*** Material for this exercise Section Begins ***
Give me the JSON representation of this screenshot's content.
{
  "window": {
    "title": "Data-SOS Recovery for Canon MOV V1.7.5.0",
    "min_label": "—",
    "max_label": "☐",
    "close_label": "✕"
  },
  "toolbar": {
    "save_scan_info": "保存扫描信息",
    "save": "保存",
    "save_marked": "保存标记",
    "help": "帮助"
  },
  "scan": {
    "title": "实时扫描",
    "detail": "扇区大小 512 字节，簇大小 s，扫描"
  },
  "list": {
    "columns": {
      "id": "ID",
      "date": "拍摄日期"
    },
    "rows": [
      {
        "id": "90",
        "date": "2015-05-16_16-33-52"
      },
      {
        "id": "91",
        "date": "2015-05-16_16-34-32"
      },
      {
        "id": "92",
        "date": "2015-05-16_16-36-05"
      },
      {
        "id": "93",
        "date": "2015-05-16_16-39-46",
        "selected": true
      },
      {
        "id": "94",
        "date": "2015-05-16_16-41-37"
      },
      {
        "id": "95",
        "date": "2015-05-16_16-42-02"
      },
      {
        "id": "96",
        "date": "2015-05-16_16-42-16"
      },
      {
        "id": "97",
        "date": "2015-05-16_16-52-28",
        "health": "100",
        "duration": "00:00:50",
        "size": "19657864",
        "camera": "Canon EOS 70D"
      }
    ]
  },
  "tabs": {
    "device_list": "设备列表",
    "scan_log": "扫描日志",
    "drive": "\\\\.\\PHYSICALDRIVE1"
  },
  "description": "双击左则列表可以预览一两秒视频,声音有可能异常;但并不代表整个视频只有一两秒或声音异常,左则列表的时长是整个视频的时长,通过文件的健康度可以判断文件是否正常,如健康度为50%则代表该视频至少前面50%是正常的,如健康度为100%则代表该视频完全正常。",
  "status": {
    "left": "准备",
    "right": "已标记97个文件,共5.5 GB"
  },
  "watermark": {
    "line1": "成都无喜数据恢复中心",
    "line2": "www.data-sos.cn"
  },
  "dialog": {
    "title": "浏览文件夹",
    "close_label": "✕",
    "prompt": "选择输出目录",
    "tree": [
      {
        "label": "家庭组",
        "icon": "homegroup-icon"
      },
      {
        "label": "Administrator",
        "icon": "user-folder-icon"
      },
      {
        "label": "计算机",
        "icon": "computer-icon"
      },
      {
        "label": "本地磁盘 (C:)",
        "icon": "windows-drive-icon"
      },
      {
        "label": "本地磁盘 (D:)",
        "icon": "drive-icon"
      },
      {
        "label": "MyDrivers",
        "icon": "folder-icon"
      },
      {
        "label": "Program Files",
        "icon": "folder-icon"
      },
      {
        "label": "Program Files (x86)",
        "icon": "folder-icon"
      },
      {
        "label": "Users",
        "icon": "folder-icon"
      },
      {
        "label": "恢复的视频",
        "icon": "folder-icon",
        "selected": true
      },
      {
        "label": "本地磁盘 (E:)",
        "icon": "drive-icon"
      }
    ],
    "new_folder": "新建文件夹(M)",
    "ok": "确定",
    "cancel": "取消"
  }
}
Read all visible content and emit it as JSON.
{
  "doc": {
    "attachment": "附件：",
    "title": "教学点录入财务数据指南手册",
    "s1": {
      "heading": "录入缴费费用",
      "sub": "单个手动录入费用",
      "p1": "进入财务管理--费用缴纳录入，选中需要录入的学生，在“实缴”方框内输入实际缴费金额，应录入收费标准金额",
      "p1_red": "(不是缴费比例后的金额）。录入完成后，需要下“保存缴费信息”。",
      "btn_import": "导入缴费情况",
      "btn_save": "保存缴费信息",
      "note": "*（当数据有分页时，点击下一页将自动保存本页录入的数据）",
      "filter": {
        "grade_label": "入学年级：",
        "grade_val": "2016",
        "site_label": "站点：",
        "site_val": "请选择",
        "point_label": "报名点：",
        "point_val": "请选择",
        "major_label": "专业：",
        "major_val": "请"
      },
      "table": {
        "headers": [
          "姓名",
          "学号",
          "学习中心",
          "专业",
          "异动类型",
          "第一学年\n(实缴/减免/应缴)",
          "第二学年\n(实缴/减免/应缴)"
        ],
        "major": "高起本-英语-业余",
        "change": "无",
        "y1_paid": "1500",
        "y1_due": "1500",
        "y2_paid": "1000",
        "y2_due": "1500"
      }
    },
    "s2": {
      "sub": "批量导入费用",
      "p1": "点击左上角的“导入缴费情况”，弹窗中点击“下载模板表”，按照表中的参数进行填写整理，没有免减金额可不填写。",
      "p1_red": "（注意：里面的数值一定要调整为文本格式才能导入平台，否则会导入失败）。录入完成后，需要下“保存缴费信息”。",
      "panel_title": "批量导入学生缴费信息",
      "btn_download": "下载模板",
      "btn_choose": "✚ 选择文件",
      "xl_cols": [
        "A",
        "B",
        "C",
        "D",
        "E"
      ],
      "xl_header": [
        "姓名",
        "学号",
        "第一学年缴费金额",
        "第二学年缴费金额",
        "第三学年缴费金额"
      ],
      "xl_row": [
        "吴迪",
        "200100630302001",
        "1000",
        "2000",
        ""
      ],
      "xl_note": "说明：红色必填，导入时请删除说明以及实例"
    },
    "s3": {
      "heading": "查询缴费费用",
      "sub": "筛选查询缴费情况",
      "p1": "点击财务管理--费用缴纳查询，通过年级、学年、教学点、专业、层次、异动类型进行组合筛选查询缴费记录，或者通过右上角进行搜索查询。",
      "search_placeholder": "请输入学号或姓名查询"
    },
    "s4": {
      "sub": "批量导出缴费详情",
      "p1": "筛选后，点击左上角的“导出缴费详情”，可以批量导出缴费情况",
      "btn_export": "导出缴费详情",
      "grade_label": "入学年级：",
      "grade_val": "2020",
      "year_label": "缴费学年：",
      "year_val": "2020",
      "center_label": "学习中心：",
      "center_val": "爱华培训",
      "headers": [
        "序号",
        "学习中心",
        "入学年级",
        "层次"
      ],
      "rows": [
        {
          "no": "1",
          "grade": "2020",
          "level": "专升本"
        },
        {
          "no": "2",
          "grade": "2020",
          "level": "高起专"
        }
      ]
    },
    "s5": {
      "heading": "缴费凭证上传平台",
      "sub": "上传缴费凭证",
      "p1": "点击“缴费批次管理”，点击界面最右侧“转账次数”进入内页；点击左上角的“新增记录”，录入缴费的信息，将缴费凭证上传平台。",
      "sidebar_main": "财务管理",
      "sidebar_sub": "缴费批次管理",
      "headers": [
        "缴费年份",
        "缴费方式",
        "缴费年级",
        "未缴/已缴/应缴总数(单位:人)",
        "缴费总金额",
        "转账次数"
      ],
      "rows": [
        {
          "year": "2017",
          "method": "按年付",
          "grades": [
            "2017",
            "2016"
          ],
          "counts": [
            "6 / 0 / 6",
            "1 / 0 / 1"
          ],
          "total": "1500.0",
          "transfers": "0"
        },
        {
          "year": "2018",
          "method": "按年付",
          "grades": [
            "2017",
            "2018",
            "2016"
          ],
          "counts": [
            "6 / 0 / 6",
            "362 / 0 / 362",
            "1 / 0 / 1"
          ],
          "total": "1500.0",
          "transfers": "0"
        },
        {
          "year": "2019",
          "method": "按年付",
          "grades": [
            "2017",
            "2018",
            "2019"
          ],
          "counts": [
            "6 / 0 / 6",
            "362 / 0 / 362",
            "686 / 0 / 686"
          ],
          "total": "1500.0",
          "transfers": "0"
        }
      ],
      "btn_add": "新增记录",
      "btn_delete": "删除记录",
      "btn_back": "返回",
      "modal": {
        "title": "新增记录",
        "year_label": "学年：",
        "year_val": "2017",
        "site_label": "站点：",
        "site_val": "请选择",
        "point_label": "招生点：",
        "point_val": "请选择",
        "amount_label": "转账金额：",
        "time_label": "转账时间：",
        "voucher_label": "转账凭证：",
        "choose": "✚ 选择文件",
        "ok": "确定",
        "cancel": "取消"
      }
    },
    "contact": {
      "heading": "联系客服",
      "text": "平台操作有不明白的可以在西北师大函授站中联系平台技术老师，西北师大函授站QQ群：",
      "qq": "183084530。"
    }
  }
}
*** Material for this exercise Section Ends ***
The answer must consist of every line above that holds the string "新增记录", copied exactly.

      "p1": "点击“缴费批次管理”，点击界面最右侧“转账次数”进入内页；点击左上角的“新增记录”，录入缴费的信息，将缴费凭证上传平台。",
      "btn_add": "新增记录",
        "title": "新增记录",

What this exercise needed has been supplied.